- DESCRIPTION OF THE TASK:
Every entry below should be reproduced exactly, with all pictures left out.

- EXERCISE DATA:
_ _ _ _
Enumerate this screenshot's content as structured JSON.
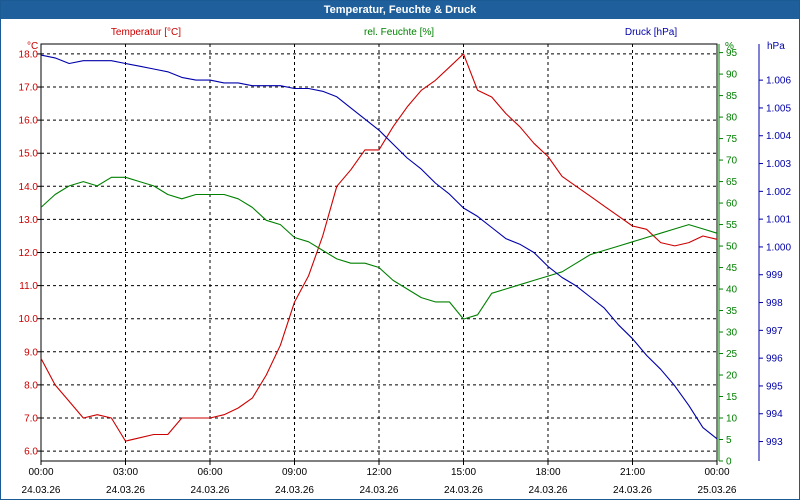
{
  "window": {
    "title": "Temperatur, Feuchte & Druck"
  },
  "colors": {
    "temperature": "#cc0000",
    "humidity": "#008000",
    "pressure": "#0000aa",
    "titlebar": "#1f5f9c",
    "grid": "#000000",
    "text": "#000000"
  },
  "chart_data": {
    "type": "line",
    "title": "",
    "grid": true,
    "x_tick_times": [
      "00:00",
      "03:00",
      "06:00",
      "09:00",
      "12:00",
      "15:00",
      "18:00",
      "21:00",
      "00:00"
    ],
    "x_tick_dates": [
      "24.03.26",
      "24.03.26",
      "24.03.26",
      "24.03.26",
      "24.03.26",
      "24.03.26",
      "24.03.26",
      "24.03.26",
      "25.03.26"
    ],
    "x_hours": [
      0,
      0.5,
      1,
      1.5,
      2,
      2.5,
      3,
      3.5,
      4,
      4.5,
      5,
      5.5,
      6,
      6.5,
      7,
      7.5,
      8,
      8.5,
      9,
      9.5,
      10,
      10.5,
      11,
      11.5,
      12,
      12.5,
      13,
      13.5,
      14,
      14.5,
      15,
      15.5,
      16,
      16.5,
      17,
      17.5,
      18,
      18.5,
      19,
      19.5,
      20,
      20.5,
      21,
      21.5,
      22,
      22.5,
      23,
      23.5,
      24
    ],
    "axes": [
      {
        "id": "temperature",
        "label": "Temperatur [°C]",
        "unit": "°C",
        "side": "left",
        "range": [
          5.7,
          18.3
        ],
        "ticks": [
          "6.0",
          "7.0",
          "8.0",
          "9.0",
          "10.0",
          "11.0",
          "12.0",
          "13.0",
          "14.0",
          "15.0",
          "16.0",
          "17.0",
          "18.0"
        ]
      },
      {
        "id": "humidity",
        "label": "rel. Feuchte [%]",
        "unit": "%",
        "side": "right-inner",
        "range": [
          0,
          97
        ],
        "ticks": [
          "0",
          "5",
          "10",
          "15",
          "20",
          "25",
          "30",
          "35",
          "40",
          "45",
          "50",
          "55",
          "60",
          "65",
          "70",
          "75",
          "80",
          "85",
          "90",
          "95"
        ]
      },
      {
        "id": "pressure",
        "label": "Druck [hPa]",
        "unit": "hPa",
        "side": "right-outer",
        "range": [
          992.3,
          1007.3
        ],
        "ticks": [
          "993",
          "994",
          "995",
          "996",
          "997",
          "998",
          "999",
          "1.000",
          "1.001",
          "1.002",
          "1.003",
          "1.004",
          "1.005",
          "1.006"
        ]
      }
    ],
    "series": [
      {
        "name": "Temperatur [°C]",
        "axis": "temperature",
        "values": [
          8.8,
          8.0,
          7.5,
          7.0,
          7.1,
          7.0,
          6.3,
          6.4,
          6.5,
          6.5,
          7.0,
          7.0,
          7.0,
          7.1,
          7.3,
          7.6,
          8.3,
          9.2,
          10.5,
          11.3,
          12.5,
          14.0,
          14.5,
          15.1,
          15.1,
          15.8,
          16.4,
          16.9,
          17.2,
          17.6,
          18.0,
          16.9,
          16.7,
          16.2,
          15.8,
          15.3,
          14.9,
          14.3,
          14.0,
          13.7,
          13.4,
          13.1,
          12.8,
          12.7,
          12.3,
          12.2,
          12.3,
          12.5,
          12.4
        ]
      },
      {
        "name": "rel. Feuchte [%]",
        "axis": "humidity",
        "values": [
          59,
          62,
          64,
          65,
          64,
          66,
          66,
          65,
          64,
          62,
          61,
          62,
          62,
          62,
          61,
          59,
          56,
          55,
          52,
          51,
          49,
          47,
          46,
          46,
          45,
          42,
          40,
          38,
          37,
          37,
          33,
          34,
          39,
          40,
          41,
          42,
          43,
          44,
          46,
          48,
          49,
          50,
          51,
          52,
          53,
          54,
          55,
          54,
          53
        ]
      },
      {
        "name": "Druck [hPa]",
        "axis": "pressure",
        "values": [
          1006.9,
          1006.8,
          1006.6,
          1006.7,
          1006.7,
          1006.7,
          1006.6,
          1006.5,
          1006.4,
          1006.3,
          1006.1,
          1006.0,
          1006.0,
          1005.9,
          1005.9,
          1005.8,
          1005.8,
          1005.8,
          1005.7,
          1005.7,
          1005.6,
          1005.4,
          1005.0,
          1004.6,
          1004.2,
          1003.7,
          1003.2,
          1002.8,
          1002.3,
          1001.9,
          1001.4,
          1001.1,
          1000.7,
          1000.3,
          1000.1,
          999.8,
          999.3,
          998.9,
          998.6,
          998.2,
          997.8,
          997.2,
          996.7,
          996.1,
          995.6,
          995.0,
          994.3,
          993.5,
          993.1
        ]
      }
    ]
  }
}
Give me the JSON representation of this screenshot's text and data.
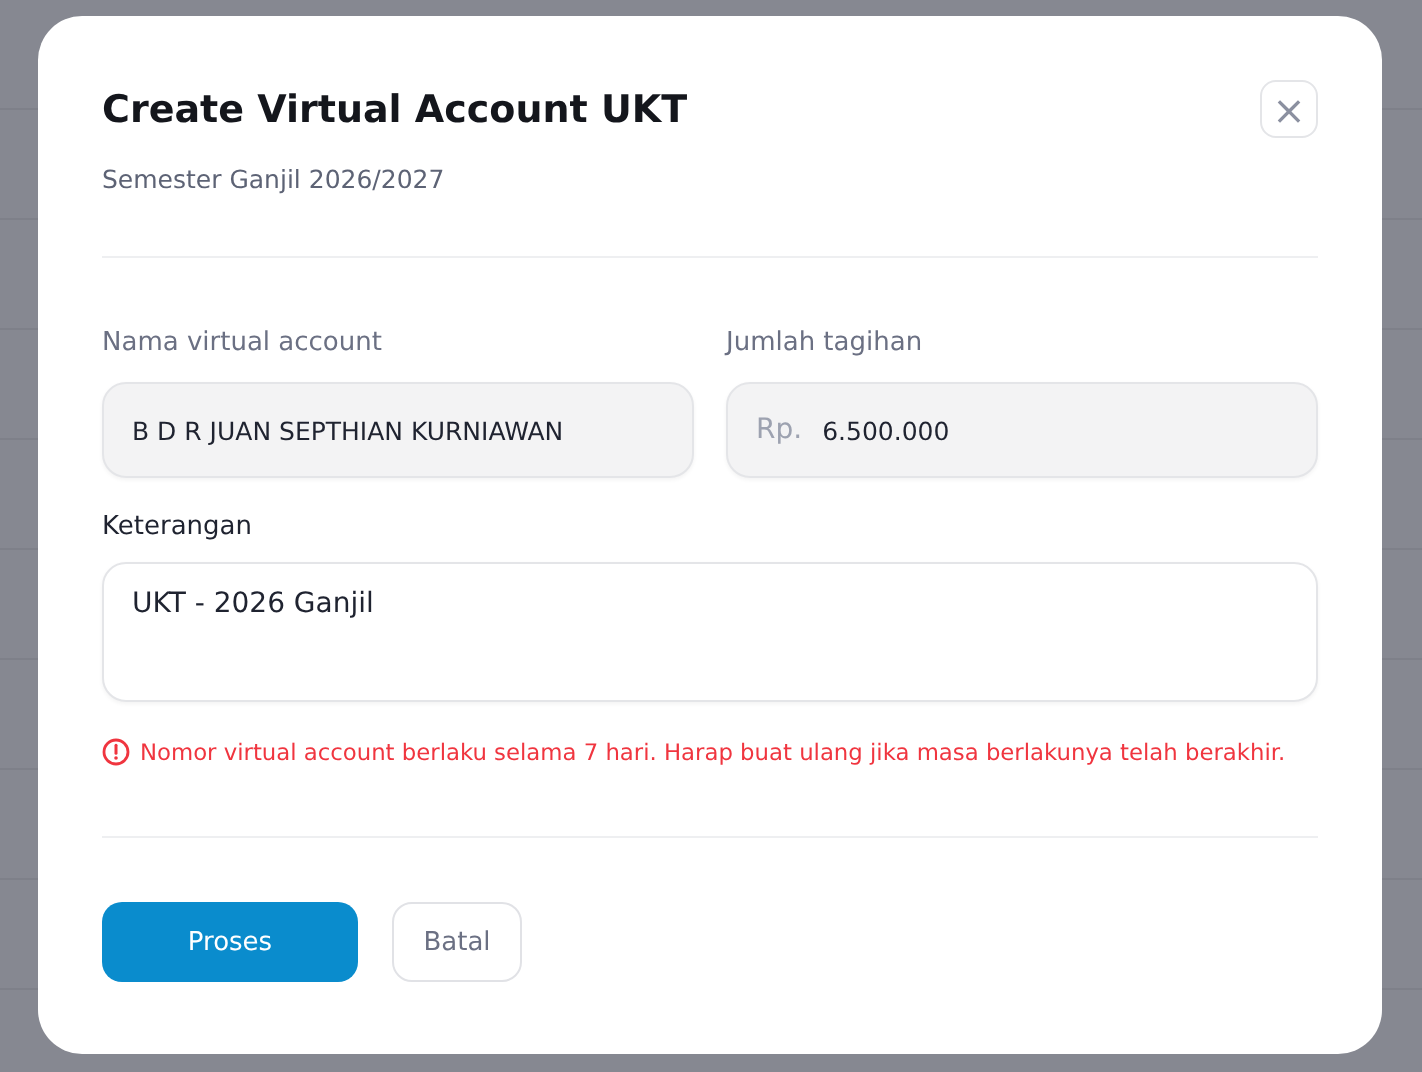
{
  "dialog": {
    "title": "Create Virtual Account UKT",
    "subtitle": "Semester Ganjil 2026/2027",
    "close_icon": "×",
    "fields": [
      {
        "label": "Nama virtual account",
        "value": "B D R JUAN SEPTHIAN KURNIAWAN",
        "disabled": true
      },
      {
        "label": "Jumlah tagihan",
        "prefix": "Rp.",
        "value": "6.500.000",
        "disabled": true
      }
    ],
    "note": {
      "label": "Keterangan",
      "value": "UKT - 2026 Ganjil"
    },
    "warning": "Nomor virtual account berlaku selama 7 hari. Harap buat ulang jika masa berlakunya telah berakhir.",
    "buttons": [
      {
        "label": "Proses",
        "kind": "primary"
      },
      {
        "label": "Batal",
        "kind": "secondary"
      }
    ]
  }
}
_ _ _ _
- YOUR SOLUTION:
Enumerate this screenshot's content as structured JSON.
{
  "window": {
    "title": "Temperatur, Feuchte & Druck"
  },
  "colors": {
    "temperature": "#cc0000",
    "humidity": "#008000",
    "pressure": "#0000aa",
    "titlebar": "#1f5f9c",
    "grid": "#000000",
    "text": "#000000"
  },
  "chart_data": {
    "type": "line",
    "title": "",
    "grid": true,
    "x_tick_times": [
      "00:00",
      "03:00",
      "06:00",
      "09:00",
      "12:00",
      "15:00",
      "18:00",
      "21:00",
      "00:00"
    ],
    "x_tick_dates": [
      "24.03.26",
      "24.03.26",
      "24.03.26",
      "24.03.26",
      "24.03.26",
      "24.03.26",
      "24.03.26",
      "24.03.26",
      "25.03.26"
    ],
    "x_hours": [
      0,
      0.5,
      1,
      1.5,
      2,
      2.5,
      3,
      3.5,
      4,
      4.5,
      5,
      5.5,
      6,
      6.5,
      7,
      7.5,
      8,
      8.5,
      9,
      9.5,
      10,
      10.5,
      11,
      11.5,
      12,
      12.5,
      13,
      13.5,
      14,
      14.5,
      15,
      15.5,
      16,
      16.5,
      17,
      17.5,
      18,
      18.5,
      19,
      19.5,
      20,
      20.5,
      21,
      21.5,
      22,
      22.5,
      23,
      23.5,
      24
    ],
    "axes": [
      {
        "id": "temperature",
        "label": "Temperatur [°C]",
        "unit": "°C",
        "side": "left",
        "range": [
          5.7,
          18.3
        ],
        "ticks": [
          "6.0",
          "7.0",
          "8.0",
          "9.0",
          "10.0",
          "11.0",
          "12.0",
          "13.0",
          "14.0",
          "15.0",
          "16.0",
          "17.0",
          "18.0"
        ]
      },
      {
        "id": "humidity",
        "label": "rel. Feuchte [%]",
        "unit": "%",
        "side": "right-inner",
        "range": [
          0,
          97
        ],
        "ticks": [
          "0",
          "5",
          "10",
          "15",
          "20",
          "25",
          "30",
          "35",
          "40",
          "45",
          "50",
          "55",
          "60",
          "65",
          "70",
          "75",
          "80",
          "85",
          "90",
          "95"
        ]
      },
      {
        "id": "pressure",
        "label": "Druck [hPa]",
        "unit": "hPa",
        "side": "right-outer",
        "range": [
          992.3,
          1007.3
        ],
        "ticks": [
          "993",
          "994",
          "995",
          "996",
          "997",
          "998",
          "999",
          "1.000",
          "1.001",
          "1.002",
          "1.003",
          "1.004",
          "1.005",
          "1.006"
        ]
      }
    ],
    "series": [
      {
        "name": "Temperatur [°C]",
        "axis": "temperature",
        "values": [
          8.8,
          8.0,
          7.5,
          7.0,
          7.1,
          7.0,
          6.3,
          6.4,
          6.5,
          6.5,
          7.0,
          7.0,
          7.0,
          7.1,
          7.3,
          7.6,
          8.3,
          9.2,
          10.5,
          11.3,
          12.5,
          14.0,
          14.5,
          15.1,
          15.1,
          15.8,
          16.4,
          16.9,
          17.2,
          17.6,
          18.0,
          16.9,
          16.7,
          16.2,
          15.8,
          15.3,
          14.9,
          14.3,
          14.0,
          13.7,
          13.4,
          13.1,
          12.8,
          12.7,
          12.3,
          12.2,
          12.3,
          12.5,
          12.4
        ]
      },
      {
        "name": "rel. Feuchte [%]",
        "axis": "humidity",
        "values": [
          59,
          62,
          64,
          65,
          64,
          66,
          66,
          65,
          64,
          62,
          61,
          62,
          62,
          62,
          61,
          59,
          56,
          55,
          52,
          51,
          49,
          47,
          46,
          46,
          45,
          42,
          40,
          38,
          37,
          37,
          33,
          34,
          39,
          40,
          41,
          42,
          43,
          44,
          46,
          48,
          49,
          50,
          51,
          52,
          53,
          54,
          55,
          54,
          53
        ]
      },
      {
        "name": "Druck [hPa]",
        "axis": "pressure",
        "values": [
          1006.9,
          1006.8,
          1006.6,
          1006.7,
          1006.7,
          1006.7,
          1006.6,
          1006.5,
          1006.4,
          1006.3,
          1006.1,
          1006.0,
          1006.0,
          1005.9,
          1005.9,
          1005.8,
          1005.8,
          1005.8,
          1005.7,
          1005.7,
          1005.6,
          1005.4,
          1005.0,
          1004.6,
          1004.2,
          1003.7,
          1003.2,
          1002.8,
          1002.3,
          1001.9,
          1001.4,
          1001.1,
          1000.7,
          1000.3,
          1000.1,
          999.8,
          999.3,
          998.9,
          998.6,
          998.2,
          997.8,
          997.2,
          996.7,
          996.1,
          995.6,
          995.0,
          994.3,
          993.5,
          993.1
        ]
      }
    ]
  }
}
Give me the JSON representation of this screenshot's text and data.
{
  "dialog": {
    "title": "Create Virtual Account UKT",
    "subtitle": "Semester Ganjil 2026/2027",
    "close_icon": "×",
    "fields": [
      {
        "label": "Nama virtual account",
        "value": "B D R JUAN SEPTHIAN KURNIAWAN",
        "disabled": true
      },
      {
        "label": "Jumlah tagihan",
        "prefix": "Rp.",
        "value": "6.500.000",
        "disabled": true
      }
    ],
    "note": {
      "label": "Keterangan",
      "value": "UKT - 2026 Ganjil"
    },
    "warning": "Nomor virtual account berlaku selama 7 hari. Harap buat ulang jika masa berlakunya telah berakhir.",
    "buttons": [
      {
        "label": "Proses",
        "kind": "primary"
      },
      {
        "label": "Batal",
        "kind": "secondary"
      }
    ]
  }
}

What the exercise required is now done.